Let me start by saying that I like ghost stories. I’m not a big fan of movies about ghosts or the stories you tell around camp fires, but I do like ghost stories in novels, especially ones that are more X-Files than traditional. And while there aren’t any FBI agents running around in Sparrow Hill Road, that doesn’t make the story any less X-Files-ish or amazing. Of course, even if you’ve never watched The X-Files, this book is still pretty great.
Sparrow Hill Road is about a road, of course, but it’s really about a network of roads … and even then, it’s about a girl (she’s known as the phantom prom date, among other names) named Rose. Of course, Rose is dead. She is the ghost of our story (full of many ghosts).
When Rose was sixteen, she was waiting for Gary to pick her up and take her to prom. When Gary didn’t show, Rose went after him and was then subsequently run off the road and thus she died, in her prom dress, at age six. That was in 1952.
McGuire’s writing in Sparrow Hill Road is some of her best. Rose’s story is always entertaining, always engrossing and thoroughly engaging. We follow Rose across the years, from 1952 (and even a bit earlier) to 2014. Rose crosses the country and we go with her. In some ways, Sparrow Hill Road is a young adult novel, much of Rose is still sixteen — but the truth is that she’s not. She’d be almost 80 if she’d been alive, but ghosts don’t age.
Sparrow Hill Road is a love story. It’s a sad story. It’s beautiful and thoughtful. It’s about both kinds of family — those by blood and those made. It’s also about Michigan, as Rose is from Buckley Township (there is a Buckley Michigan, though I don’t know if these are one and the same). If you live in the state, you’ll definitely recognize some of the city names.
Rose died on the road and thus her ghost lives on the road. She’s what’s called a hitchiker. She travels the ghost roads, looking for rides, among other things. But really, Rose is chasing the man that killed her, all those years ago. Unlike many suspense-filled novels, there’s only a sense of urgency when Rose feels it. I didn’t want the book to end, I wasn’t ready to stop reading about Rose. But as the the stories that make up the novel converged into the present day, Rose was ready find some sort of closure.

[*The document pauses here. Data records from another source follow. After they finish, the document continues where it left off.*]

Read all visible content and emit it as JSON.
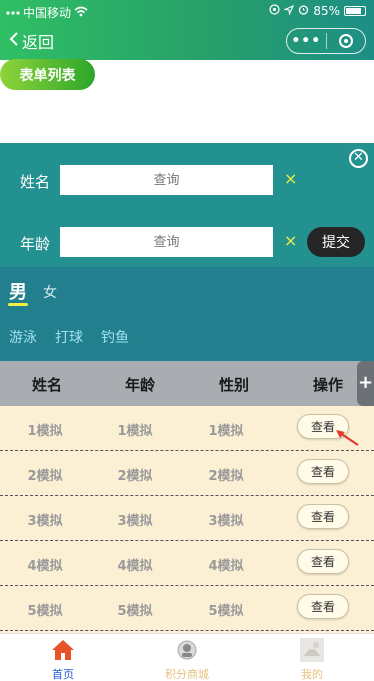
{
  "status_bar": {
    "carrier": "中国移动",
    "battery": "85%"
  },
  "nav": {
    "back_label": "返回"
  },
  "list_button": {
    "label": "表单列表"
  },
  "filter": {
    "name_label": "姓名",
    "name_placeholder": "查询",
    "age_label": "年龄",
    "age_placeholder": "查询",
    "clear_glyph": "×",
    "submit_label": "提交",
    "close_glyph": "✕"
  },
  "gender": {
    "selected": "男",
    "other": "女"
  },
  "hobbies": [
    "游泳",
    "打球",
    "钓鱼"
  ],
  "table": {
    "headers": [
      "姓名",
      "年龄",
      "性别",
      "操作"
    ],
    "add_glyph": "+",
    "rows": [
      {
        "name": "1模拟",
        "age": "1模拟",
        "gender": "1模拟",
        "action": "查看"
      },
      {
        "name": "2模拟",
        "age": "2模拟",
        "gender": "2模拟",
        "action": "查看"
      },
      {
        "name": "3模拟",
        "age": "3模拟",
        "gender": "3模拟",
        "action": "查看"
      },
      {
        "name": "4模拟",
        "age": "4模拟",
        "gender": "4模拟",
        "action": "查看"
      },
      {
        "name": "5模拟",
        "age": "5模拟",
        "gender": "5模拟",
        "action": "查看"
      }
    ]
  },
  "tabbar": [
    {
      "label": "首页",
      "icon": "home-icon",
      "color": "#1e5bd6"
    },
    {
      "label": "积分商城",
      "icon": "mall-avatar-icon",
      "color": "#e8c080"
    },
    {
      "label": "我的",
      "icon": "profile-avatar-icon",
      "color": "#e8c080"
    }
  ],
  "colors": {
    "nav_gradient_start": "#2fbf63",
    "filter_bg": "#23918f",
    "tag_bg": "#227f8d",
    "row_bg": "#fbf0d4",
    "accent_underline": "#f1ef42"
  }
}
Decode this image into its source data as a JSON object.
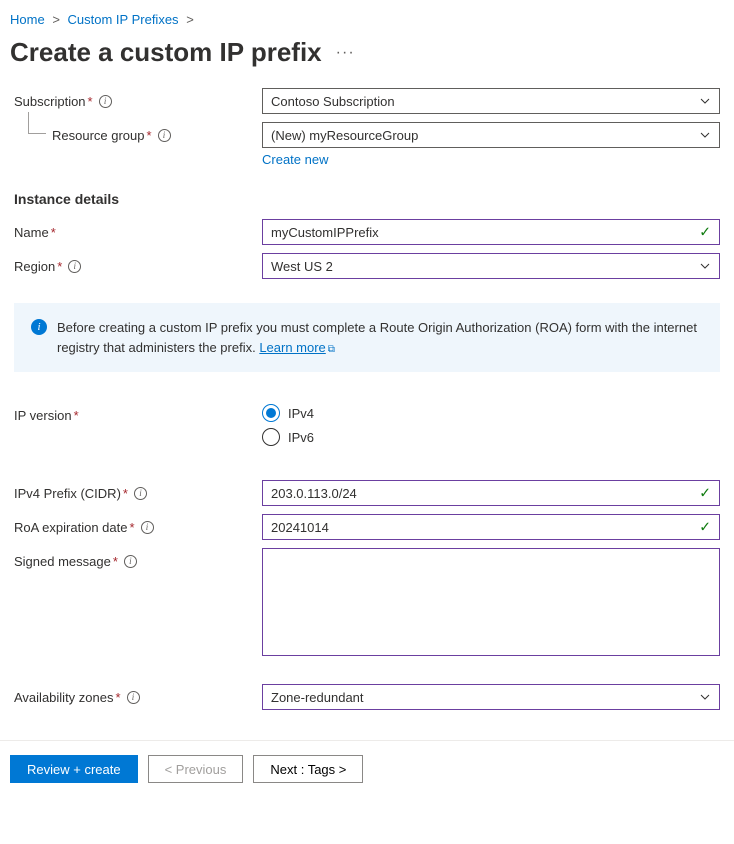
{
  "breadcrumb": {
    "home": "Home",
    "parent": "Custom IP Prefixes"
  },
  "page": {
    "title": "Create a custom IP prefix"
  },
  "labels": {
    "subscription": "Subscription",
    "resource_group": "Resource group",
    "create_new": "Create new",
    "instance_details": "Instance details",
    "name": "Name",
    "region": "Region",
    "ip_version": "IP version",
    "ipv4_prefix": "IPv4 Prefix (CIDR)",
    "roa_expiration": "RoA expiration date",
    "signed_message": "Signed message",
    "availability_zones": "Availability zones"
  },
  "values": {
    "subscription": "Contoso Subscription",
    "resource_group": "(New) myResourceGroup",
    "name": "myCustomIPPrefix",
    "region": "West US 2",
    "ipv4": "IPv4",
    "ipv6": "IPv6",
    "ipv4_prefix": "203.0.113.0/24",
    "roa_expiration": "20241014",
    "signed_message": "",
    "availability_zones": "Zone-redundant"
  },
  "info_box": {
    "text": "Before creating a custom IP prefix you must complete a Route Origin Authorization (ROA) form with the internet registry that administers the prefix. ",
    "link": "Learn more"
  },
  "footer": {
    "review_create": "Review + create",
    "previous": "< Previous",
    "next": "Next : Tags >"
  }
}
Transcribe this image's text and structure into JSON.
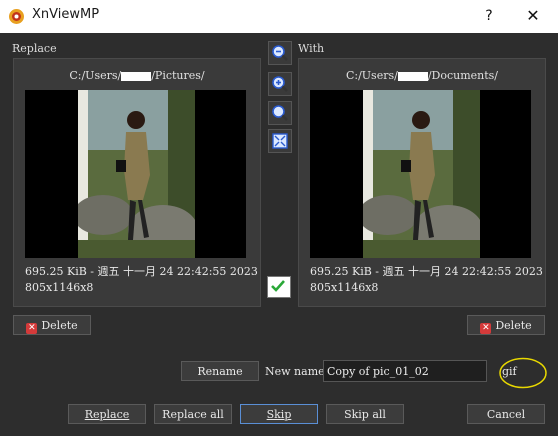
{
  "window": {
    "title": "XnViewMP",
    "help_symbol": "?",
    "close_symbol": "✕"
  },
  "left": {
    "section_label": "Replace",
    "path_prefix": "C:/Users/",
    "path_suffix": "/Pictures/",
    "size_date": "695.25 KiB - 週五 十一月 24 22:42:55 2023",
    "dimensions": "805x1146x8",
    "delete_label": "Delete"
  },
  "right": {
    "section_label": "With",
    "path_prefix": "C:/Users/",
    "path_suffix": "/Documents/",
    "size_date": "695.25 KiB - 週五 十一月 24 22:42:55 2023",
    "dimensions": "805x1146x8",
    "delete_label": "Delete"
  },
  "zoom_tools": [
    "zoom-out-icon",
    "zoom-in-icon",
    "zoom-actual-icon",
    "fit-window-icon"
  ],
  "rename": {
    "button_label": "Rename",
    "new_name_label": "New name:",
    "new_name_value": "Copy of pic_01_02",
    "extension": "gif"
  },
  "actions": {
    "replace": "Replace",
    "replace_all": "Replace all",
    "skip": "Skip",
    "skip_all": "Skip all",
    "cancel": "Cancel"
  },
  "colors": {
    "background": "#2d2d2d",
    "panel": "#3a3a3a",
    "delete_icon": "#d43a3a",
    "highlight_circle": "#e8d800",
    "focus_border": "#5a8fd6"
  }
}
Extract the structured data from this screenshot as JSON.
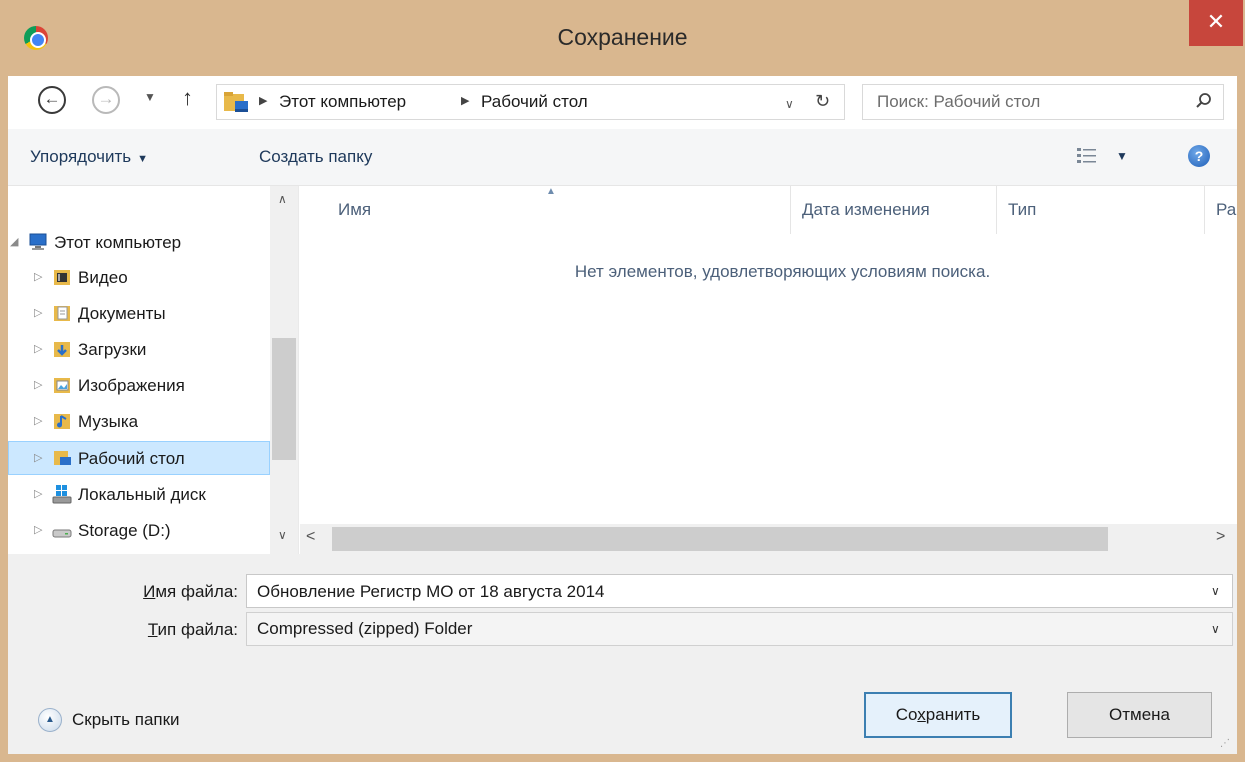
{
  "window": {
    "title": "Сохранение",
    "close_label": "✕"
  },
  "navigation": {
    "back_label": "←",
    "forward_label": "→",
    "recent_label": "▼",
    "up_label": "↑",
    "breadcrumbs": [
      "Этот компьютер",
      "Рабочий стол"
    ],
    "breadcrumb_separator": "▶",
    "address_dropdown": "∨",
    "refresh_label": "↻",
    "search_placeholder": "Поиск: Рабочий стол"
  },
  "toolbar": {
    "organize_label": "Упорядочить",
    "organize_caret": "▼",
    "new_folder_label": "Создать папку",
    "view_caret": "▼",
    "help_label": "?"
  },
  "tree": {
    "root": "Этот компьютер",
    "items": [
      {
        "label": "Видео",
        "icon": "video-folder-icon"
      },
      {
        "label": "Документы",
        "icon": "documents-folder-icon"
      },
      {
        "label": "Загрузки",
        "icon": "downloads-folder-icon"
      },
      {
        "label": "Изображения",
        "icon": "pictures-folder-icon"
      },
      {
        "label": "Музыка",
        "icon": "music-folder-icon"
      },
      {
        "label": "Рабочий стол",
        "icon": "desktop-folder-icon",
        "selected": true
      },
      {
        "label": "Локальный диск",
        "icon": "windows-drive-icon"
      },
      {
        "label": "Storage (D:)",
        "icon": "drive-icon"
      }
    ],
    "expander_label": "▷",
    "root_expander_label": "◢",
    "scroll_up": "∧",
    "scroll_down": "∨"
  },
  "filelist": {
    "columns": [
      "Имя",
      "Дата изменения",
      "Тип",
      "Ра"
    ],
    "sort_indicator": "▲",
    "empty_message": "Нет элементов, удовлетворяющих условиям поиска.",
    "scroll_left": "<",
    "scroll_right": ">"
  },
  "form": {
    "filename_label_accel": "И",
    "filename_label_rest": "мя файла:",
    "filename_value": "Обновление Регистр МО от 18 августа 2014",
    "filetype_label_accel": "Т",
    "filetype_label_rest": "ип файла:",
    "filetype_value": "Compressed (zipped) Folder",
    "dropdown_label": "∨"
  },
  "footer": {
    "hide_folders_label": "Скрыть папки",
    "hide_folders_glyph": "▲",
    "save_accel_pre": "Со",
    "save_accel": "х",
    "save_accel_post": "ранить",
    "cancel_label": "Отмена",
    "grip_label": "⋰"
  },
  "colors": {
    "frame": "#d9b78f",
    "close": "#c7463c",
    "selection": "#cce8ff",
    "link_text": "#1e395b"
  }
}
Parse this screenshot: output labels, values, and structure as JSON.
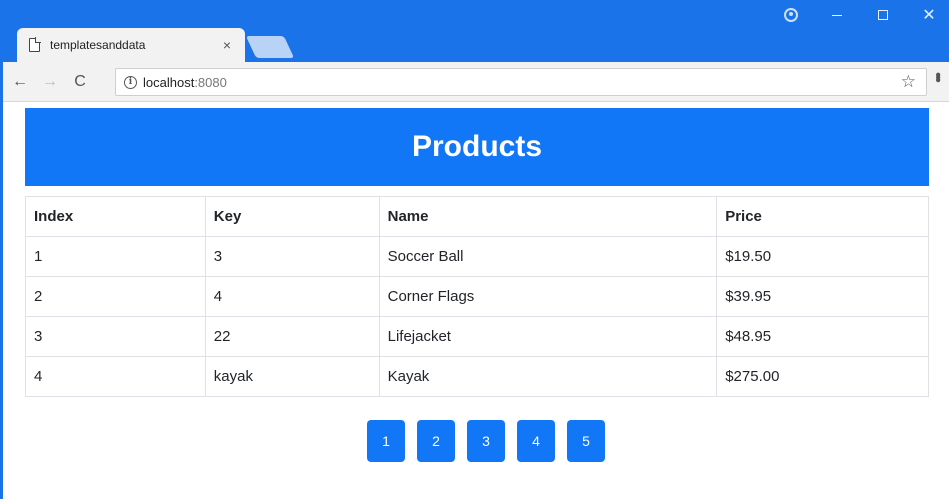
{
  "browser": {
    "tab_title": "templatesanddata",
    "tab_close": "×",
    "url_host": "localhost",
    "url_port": ":8080",
    "win_close": "✕",
    "back": "←",
    "forward": "→",
    "reload": "C",
    "star": "☆",
    "menu": "⋮",
    "info": "i"
  },
  "page": {
    "title": "Products",
    "table": {
      "headers": [
        "Index",
        "Key",
        "Name",
        "Price"
      ],
      "rows": [
        [
          "1",
          "3",
          "Soccer Ball",
          "$19.50"
        ],
        [
          "2",
          "4",
          "Corner Flags",
          "$39.95"
        ],
        [
          "3",
          "22",
          "Lifejacket",
          "$48.95"
        ],
        [
          "4",
          "kayak",
          "Kayak",
          "$275.00"
        ]
      ]
    },
    "pagination": [
      "1",
      "2",
      "3",
      "4",
      "5"
    ]
  },
  "colors": {
    "chrome_blue": "#1a73e8",
    "primary": "#1177f7"
  }
}
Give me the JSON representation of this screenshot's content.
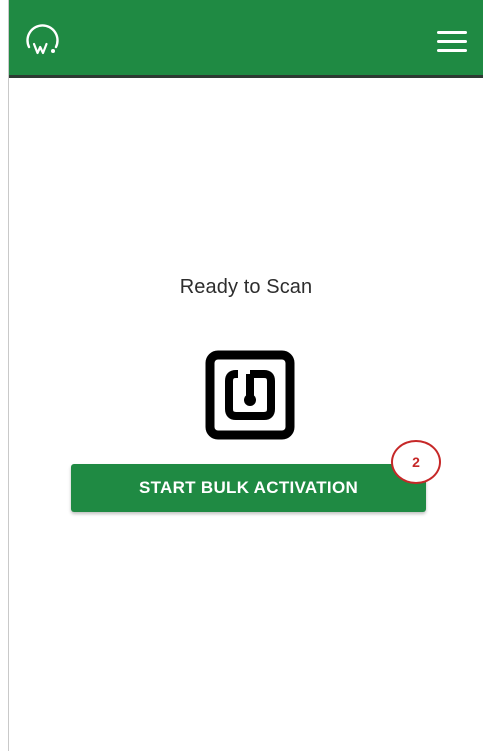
{
  "colors": {
    "brand_green": "#1f8a43",
    "marker_red": "#c62828",
    "text_dark": "#2d2d2d"
  },
  "header": {
    "logo_icon": "w-arc-logo-icon",
    "menu_icon": "hamburger-menu-icon"
  },
  "main": {
    "status_text": "Ready to Scan",
    "scan_icon": "nfc-tag-icon",
    "start_button_label": "START BULK ACTIVATION",
    "step_marker": "2"
  }
}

Do we get it? In a manner of speaking. Is it satisfying? You better believe it.
Sparrow Hill Road is also about cars and drivers, about staying alive and what happens to the dead in this world of Rose’s. It’s also a bit of a philosophical read, which was a pleasant surprise (perhaps intentional, perhaps not, that’s not important). If you’ve never read anything by Seanan McGuire, Sparrow Hill Road‘s not a bad place to start. In a way, it’s like the best of both Mira Grant (her pen name for when she writes horror/zombies/etc) and Seanan McGuire (the urban fantasy author). So, go pick it up. You’ll enjoy the ghost story, I promise.